■ **Required work**:
Nothing may be left out, so copy every entry exactly.

■ **Source material**:
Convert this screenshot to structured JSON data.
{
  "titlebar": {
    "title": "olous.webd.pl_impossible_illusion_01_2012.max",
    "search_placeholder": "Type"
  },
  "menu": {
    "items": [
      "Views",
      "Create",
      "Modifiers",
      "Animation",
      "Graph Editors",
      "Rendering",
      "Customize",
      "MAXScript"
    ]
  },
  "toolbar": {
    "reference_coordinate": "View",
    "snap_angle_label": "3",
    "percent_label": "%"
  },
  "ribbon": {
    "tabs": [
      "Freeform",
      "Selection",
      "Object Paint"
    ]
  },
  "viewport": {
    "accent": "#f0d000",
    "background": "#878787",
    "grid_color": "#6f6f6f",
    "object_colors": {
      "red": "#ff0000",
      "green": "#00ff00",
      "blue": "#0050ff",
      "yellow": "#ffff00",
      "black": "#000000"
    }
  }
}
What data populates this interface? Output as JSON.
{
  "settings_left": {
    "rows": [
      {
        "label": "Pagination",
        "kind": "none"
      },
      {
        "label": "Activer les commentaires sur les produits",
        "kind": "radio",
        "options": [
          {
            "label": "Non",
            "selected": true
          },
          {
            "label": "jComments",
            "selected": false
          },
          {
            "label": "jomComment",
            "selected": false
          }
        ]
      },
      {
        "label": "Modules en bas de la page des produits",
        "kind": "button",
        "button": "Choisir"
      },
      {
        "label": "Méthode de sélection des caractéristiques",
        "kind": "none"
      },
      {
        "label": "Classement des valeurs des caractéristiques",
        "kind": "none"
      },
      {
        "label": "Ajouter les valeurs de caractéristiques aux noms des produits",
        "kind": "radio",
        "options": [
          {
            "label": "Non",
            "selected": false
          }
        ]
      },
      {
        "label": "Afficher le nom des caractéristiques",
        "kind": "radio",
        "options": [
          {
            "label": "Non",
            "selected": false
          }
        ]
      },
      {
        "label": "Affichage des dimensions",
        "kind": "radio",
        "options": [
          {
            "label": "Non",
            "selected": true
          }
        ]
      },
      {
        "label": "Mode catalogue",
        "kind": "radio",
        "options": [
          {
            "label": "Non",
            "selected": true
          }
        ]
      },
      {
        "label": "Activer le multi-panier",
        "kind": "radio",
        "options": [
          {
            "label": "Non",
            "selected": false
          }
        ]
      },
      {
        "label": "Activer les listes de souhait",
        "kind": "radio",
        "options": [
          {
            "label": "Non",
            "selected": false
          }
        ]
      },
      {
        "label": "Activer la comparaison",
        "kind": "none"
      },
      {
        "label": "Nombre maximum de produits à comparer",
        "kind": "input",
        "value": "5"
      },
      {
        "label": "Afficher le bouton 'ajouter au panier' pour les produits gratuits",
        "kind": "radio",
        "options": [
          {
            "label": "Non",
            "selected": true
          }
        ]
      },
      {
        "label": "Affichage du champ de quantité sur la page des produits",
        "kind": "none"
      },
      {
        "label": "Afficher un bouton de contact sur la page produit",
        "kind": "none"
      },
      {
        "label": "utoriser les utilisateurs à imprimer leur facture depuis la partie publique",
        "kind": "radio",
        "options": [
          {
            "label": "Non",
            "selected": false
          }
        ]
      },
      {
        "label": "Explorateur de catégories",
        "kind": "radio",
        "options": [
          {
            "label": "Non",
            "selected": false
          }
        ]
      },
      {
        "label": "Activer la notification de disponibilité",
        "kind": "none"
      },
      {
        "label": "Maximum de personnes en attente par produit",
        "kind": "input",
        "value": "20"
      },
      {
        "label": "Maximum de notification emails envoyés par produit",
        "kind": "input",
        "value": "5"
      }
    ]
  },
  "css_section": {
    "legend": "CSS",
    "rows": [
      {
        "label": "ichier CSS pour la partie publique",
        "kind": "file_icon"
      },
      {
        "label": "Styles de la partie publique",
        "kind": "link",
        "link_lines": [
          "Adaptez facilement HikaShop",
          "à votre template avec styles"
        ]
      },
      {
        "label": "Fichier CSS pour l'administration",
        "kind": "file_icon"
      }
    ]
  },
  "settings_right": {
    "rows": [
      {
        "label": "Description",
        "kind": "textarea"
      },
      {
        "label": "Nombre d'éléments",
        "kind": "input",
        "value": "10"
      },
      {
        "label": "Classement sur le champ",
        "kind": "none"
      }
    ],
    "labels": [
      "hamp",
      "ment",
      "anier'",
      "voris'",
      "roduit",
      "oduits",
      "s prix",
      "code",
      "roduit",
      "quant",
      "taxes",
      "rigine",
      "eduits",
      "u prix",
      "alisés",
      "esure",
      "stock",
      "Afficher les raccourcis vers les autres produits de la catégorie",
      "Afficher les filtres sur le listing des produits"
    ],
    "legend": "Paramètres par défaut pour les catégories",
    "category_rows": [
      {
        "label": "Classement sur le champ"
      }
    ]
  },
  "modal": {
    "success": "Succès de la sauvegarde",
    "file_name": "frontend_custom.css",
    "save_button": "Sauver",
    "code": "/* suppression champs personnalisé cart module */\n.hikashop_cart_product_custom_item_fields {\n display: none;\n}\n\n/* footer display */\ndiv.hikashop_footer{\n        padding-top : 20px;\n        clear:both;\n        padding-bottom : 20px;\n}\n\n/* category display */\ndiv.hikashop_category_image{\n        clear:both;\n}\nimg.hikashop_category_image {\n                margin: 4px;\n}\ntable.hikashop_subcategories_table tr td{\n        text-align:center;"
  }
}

■ **Answer box**:
Convert this screenshot to structured JSON data.
{
  "titlebar": {
    "title": "olous.webd.pl_impossible_illusion_01_2012.max",
    "search_placeholder": "Type"
  },
  "menu": {
    "items": [
      "Views",
      "Create",
      "Modifiers",
      "Animation",
      "Graph Editors",
      "Rendering",
      "Customize",
      "MAXScript"
    ]
  },
  "toolbar": {
    "reference_coordinate": "View",
    "snap_angle_label": "3",
    "percent_label": "%"
  },
  "ribbon": {
    "tabs": [
      "Freeform",
      "Selection",
      "Object Paint"
    ]
  },
  "viewport": {
    "accent": "#f0d000",
    "background": "#878787",
    "grid_color": "#6f6f6f",
    "object_colors": {
      "red": "#ff0000",
      "green": "#00ff00",
      "blue": "#0050ff",
      "yellow": "#ffff00",
      "black": "#000000"
    }
  }
}
What data populates this interface? Output as JSON.
{
  "settings_left": {
    "rows": [
      {
        "label": "Pagination",
        "kind": "none"
      },
      {
        "label": "Activer les commentaires sur les produits",
        "kind": "radio",
        "options": [
          {
            "label": "Non",
            "selected": true
          },
          {
            "label": "jComments",
            "selected": false
          },
          {
            "label": "jomComment",
            "selected": false
          }
        ]
      },
      {
        "label": "Modules en bas de la page des produits",
        "kind": "button",
        "button": "Choisir"
      },
      {
        "label": "Méthode de sélection des caractéristiques",
        "kind": "none"
      },
      {
        "label": "Classement des valeurs des caractéristiques",
        "kind": "none"
      },
      {
        "label": "Ajouter les valeurs de caractéristiques aux noms des produits",
        "kind": "radio",
        "options": [
          {
            "label": "Non",
            "selected": false
          }
        ]
      },
      {
        "label": "Afficher le nom des caractéristiques",
        "kind": "radio",
        "options": [
          {
            "label": "Non",
            "selected": false
          }
        ]
      },
      {
        "label": "Affichage des dimensions",
        "kind": "radio",
        "options": [
          {
            "label": "Non",
            "selected": true
          }
        ]
      },
      {
        "label": "Mode catalogue",
        "kind": "radio",
        "options": [
          {
            "label": "Non",
            "selected": true
          }
        ]
      },
      {
        "label": "Activer le multi-panier",
        "kind": "radio",
        "options": [
          {
            "label": "Non",
            "selected": false
          }
        ]
      },
      {
        "label": "Activer les listes de souhait",
        "kind": "radio",
        "options": [
          {
            "label": "Non",
            "selected": false
          }
        ]
      },
      {
        "label": "Activer la comparaison",
        "kind": "none"
      },
      {
        "label": "Nombre maximum de produits à comparer",
        "kind": "input",
        "value": "5"
      },
      {
        "label": "Afficher le bouton 'ajouter au panier' pour les produits gratuits",
        "kind": "radio",
        "options": [
          {
            "label": "Non",
            "selected": true
          }
        ]
      },
      {
        "label": "Affichage du champ de quantité sur la page des produits",
        "kind": "none"
      },
      {
        "label": "Afficher un bouton de contact sur la page produit",
        "kind": "none"
      },
      {
        "label": "utoriser les utilisateurs à imprimer leur facture depuis la partie publique",
        "kind": "radio",
        "options": [
          {
            "label": "Non",
            "selected": false
          }
        ]
      },
      {
        "label": "Explorateur de catégories",
        "kind": "radio",
        "options": [
          {
            "label": "Non",
            "selected": false
          }
        ]
      },
      {
        "label": "Activer la notification de disponibilité",
        "kind": "none"
      },
      {
        "label": "Maximum de personnes en attente par produit",
        "kind": "input",
        "value": "20"
      },
      {
        "label": "Maximum de notification emails envoyés par produit",
        "kind": "input",
        "value": "5"
      }
    ]
  },
  "css_section": {
    "legend": "CSS",
    "rows": [
      {
        "label": "ichier CSS pour la partie publique",
        "kind": "file_icon"
      },
      {
        "label": "Styles de la partie publique",
        "kind": "link",
        "link_lines": [
          "Adaptez facilement HikaShop",
          "à votre template avec styles"
        ]
      },
      {
        "label": "Fichier CSS pour l'administration",
        "kind": "file_icon"
      }
    ]
  },
  "settings_right": {
    "rows": [
      {
        "label": "Description",
        "kind": "textarea"
      },
      {
        "label": "Nombre d'éléments",
        "kind": "input",
        "value": "10"
      },
      {
        "label": "Classement sur le champ",
        "kind": "none"
      }
    ],
    "labels": [
      "hamp",
      "ment",
      "anier'",
      "voris'",
      "roduit",
      "oduits",
      "s prix",
      "code",
      "roduit",
      "quant",
      "taxes",
      "rigine",
      "eduits",
      "u prix",
      "alisés",
      "esure",
      "stock",
      "Afficher les raccourcis vers les autres produits de la catégorie",
      "Afficher les filtres sur le listing des produits"
    ],
    "legend": "Paramètres par défaut pour les catégories",
    "category_rows": [
      {
        "label": "Classement sur le champ"
      }
    ]
  },
  "modal": {
    "success": "Succès de la sauvegarde",
    "file_name": "frontend_custom.css",
    "save_button": "Sauver",
    "code": "/* suppression champs personnalisé cart module */\n.hikashop_cart_product_custom_item_fields {\n display: none;\n}\n\n/* footer display */\ndiv.hikashop_footer{\n        padding-top : 20px;\n        clear:both;\n        padding-bottom : 20px;\n}\n\n/* category display */\ndiv.hikashop_category_image{\n        clear:both;\n}\nimg.hikashop_category_image {\n                margin: 4px;\n}\ntable.hikashop_subcategories_table tr td{\n        text-align:center;"
  }
}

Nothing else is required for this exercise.